Khartoum has said its mandate would not be renewed, leading the US to argue that the 1,000 UN troops should be allowed to remain in South Kordofan. The 1,000 troops in the disputed town of Abyei are to be replaced by 4,200 Ethiopian soldiers.
Our correspondent says keeping both the north and the south stable long after the celebratory parties have ended will be a mighty challenge.
The two sides must still decide on issues such as drawing up the new border and how to divide Sudan's debts and oil wealth.
Analysts say the priority for Khartoum will be to negotiate a favourable deal on oil revenue, as most oilfields lie in the south. At present, the revenues are being shared equally.
Khartoum has some leverage, as most of the oil pipelines flow north to Port Sudan on the Red Sea.
Citizenship is also a key issue which has not yet been decided.
A new law passed by the National Assembly in Khartoum has withdrawn Sudanese citizenship from all southerners.
The UN refugee agency (UNCHR), has urged both governments to prevent statelessness.
Both Sudan and the South are reliant on their oil revenues, which account for 98% of South Sudan's budget. But the two countries cannot agree how to divide the oil wealth of the former united state. Some 75% of the oil lies in the South but all the pipelines run north. It is feared that disputes over oil could lead the two neighbours to return to war.
Although they were united for many years, the two Sudans were always very different. The great divide is visible even from space, as this Nasa satellite image shows. The northern states are a blanket of desert, broken only by the fertile Nile corridor. South Sudan is covered by green swathes of grassland, swamps and tropical forest.

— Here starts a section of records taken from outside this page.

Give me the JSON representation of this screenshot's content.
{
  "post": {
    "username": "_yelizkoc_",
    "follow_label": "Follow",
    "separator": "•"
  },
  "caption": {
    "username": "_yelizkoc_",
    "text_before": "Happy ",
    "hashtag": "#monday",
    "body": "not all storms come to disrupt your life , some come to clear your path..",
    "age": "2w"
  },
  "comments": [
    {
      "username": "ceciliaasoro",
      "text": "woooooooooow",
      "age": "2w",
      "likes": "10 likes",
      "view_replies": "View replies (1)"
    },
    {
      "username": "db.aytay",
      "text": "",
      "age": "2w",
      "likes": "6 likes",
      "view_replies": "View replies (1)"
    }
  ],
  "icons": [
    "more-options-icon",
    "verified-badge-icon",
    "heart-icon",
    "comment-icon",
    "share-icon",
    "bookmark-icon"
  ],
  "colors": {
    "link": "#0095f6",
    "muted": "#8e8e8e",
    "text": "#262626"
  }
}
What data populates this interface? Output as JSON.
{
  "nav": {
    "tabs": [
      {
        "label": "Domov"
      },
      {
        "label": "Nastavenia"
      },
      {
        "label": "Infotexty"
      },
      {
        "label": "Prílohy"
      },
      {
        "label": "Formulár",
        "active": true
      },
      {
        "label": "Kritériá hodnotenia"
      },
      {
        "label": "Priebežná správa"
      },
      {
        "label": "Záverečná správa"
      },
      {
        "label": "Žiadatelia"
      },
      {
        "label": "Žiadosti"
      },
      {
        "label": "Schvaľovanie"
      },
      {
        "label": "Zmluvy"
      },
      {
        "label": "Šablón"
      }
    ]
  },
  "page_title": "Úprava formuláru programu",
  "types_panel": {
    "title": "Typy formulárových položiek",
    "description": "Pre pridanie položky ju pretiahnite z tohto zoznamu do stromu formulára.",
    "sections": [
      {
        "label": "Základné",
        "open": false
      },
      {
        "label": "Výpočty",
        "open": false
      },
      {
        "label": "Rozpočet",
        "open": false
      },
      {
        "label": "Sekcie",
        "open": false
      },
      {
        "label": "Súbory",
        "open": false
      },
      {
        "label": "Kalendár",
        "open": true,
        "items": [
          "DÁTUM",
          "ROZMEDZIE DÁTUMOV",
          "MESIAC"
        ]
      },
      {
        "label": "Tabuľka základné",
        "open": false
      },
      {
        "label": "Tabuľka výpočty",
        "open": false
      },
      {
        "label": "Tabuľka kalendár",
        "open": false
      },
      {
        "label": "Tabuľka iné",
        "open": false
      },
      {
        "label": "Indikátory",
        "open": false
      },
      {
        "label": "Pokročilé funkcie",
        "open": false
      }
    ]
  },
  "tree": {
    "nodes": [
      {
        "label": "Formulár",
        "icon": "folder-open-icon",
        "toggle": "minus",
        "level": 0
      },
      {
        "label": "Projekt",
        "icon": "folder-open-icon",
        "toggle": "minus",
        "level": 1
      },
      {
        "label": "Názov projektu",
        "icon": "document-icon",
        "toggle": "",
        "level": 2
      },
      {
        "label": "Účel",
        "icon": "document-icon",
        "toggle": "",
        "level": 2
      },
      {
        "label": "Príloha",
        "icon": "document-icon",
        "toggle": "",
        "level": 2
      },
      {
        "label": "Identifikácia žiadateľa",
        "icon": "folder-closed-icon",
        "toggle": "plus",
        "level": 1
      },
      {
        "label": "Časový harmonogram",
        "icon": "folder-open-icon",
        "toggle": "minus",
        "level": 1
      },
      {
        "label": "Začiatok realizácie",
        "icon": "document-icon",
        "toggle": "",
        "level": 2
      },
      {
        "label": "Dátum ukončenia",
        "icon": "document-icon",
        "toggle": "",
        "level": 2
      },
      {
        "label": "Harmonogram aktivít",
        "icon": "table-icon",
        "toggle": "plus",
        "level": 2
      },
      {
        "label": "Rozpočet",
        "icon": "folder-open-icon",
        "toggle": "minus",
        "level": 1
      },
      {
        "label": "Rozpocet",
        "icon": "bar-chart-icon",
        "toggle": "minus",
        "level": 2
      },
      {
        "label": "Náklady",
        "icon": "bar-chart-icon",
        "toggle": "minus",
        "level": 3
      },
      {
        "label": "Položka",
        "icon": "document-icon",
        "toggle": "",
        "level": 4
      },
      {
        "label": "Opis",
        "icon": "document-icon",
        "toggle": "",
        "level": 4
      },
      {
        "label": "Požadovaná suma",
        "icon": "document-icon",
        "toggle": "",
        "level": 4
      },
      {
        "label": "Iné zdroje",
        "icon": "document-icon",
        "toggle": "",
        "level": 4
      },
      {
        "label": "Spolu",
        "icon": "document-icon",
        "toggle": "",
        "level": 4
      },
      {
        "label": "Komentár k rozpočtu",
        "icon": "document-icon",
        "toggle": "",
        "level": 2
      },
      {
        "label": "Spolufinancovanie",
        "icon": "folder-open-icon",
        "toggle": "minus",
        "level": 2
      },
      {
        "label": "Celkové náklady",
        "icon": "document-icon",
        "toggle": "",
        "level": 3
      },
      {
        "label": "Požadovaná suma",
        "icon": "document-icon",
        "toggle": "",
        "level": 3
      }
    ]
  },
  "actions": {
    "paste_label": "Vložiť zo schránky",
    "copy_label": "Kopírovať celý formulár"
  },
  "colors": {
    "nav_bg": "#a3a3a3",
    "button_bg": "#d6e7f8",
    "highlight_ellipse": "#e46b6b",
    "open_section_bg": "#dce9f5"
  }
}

Sudan's arid north is mainly home to Arabic-speaking Muslims. But in South Sudan there is no dominant culture. The Dinkas and the Nuers are the largest of more than 200 ethnic groups, each with its own languages and traditional beliefs, alongside Christianity and Islam.
The health inequalities in Sudan are illustrated by infant mortality rates. In South Sudan, one in 10 children die before their first birthday. Whereas in the more developed northern states, such as Gezira and White Nile, half of those children would be expected to survive.
The gulf in water resources between north and south is stark. In Khartoum, River Nile, and Gezira states, two-thirds of people have access to piped drinking water and pit latrines. In the south, boreholes and unprotected wells are the main drinking sources. More than 80% of southerners have no toilet facilities whatsoever.
Throughout the two Sudans, access to primary school education is strongly linked to household earnings. In the poorest parts of the south, less than 1% of children finish primary school. Whereas in the wealthier north, up to 50% of children complete primary level education.
Conflict and poverty are the main causes of food insecurity in both countries. In Sudan, many of the residents of war-affected Darfur and the border states of Blue Nile and South Kordofan, depend on food aid. The UN said about 2.8m people in South Sudan would require food aid in 2013. The northern states tend to be wealthier, more urbanised and less reliant on agriculture.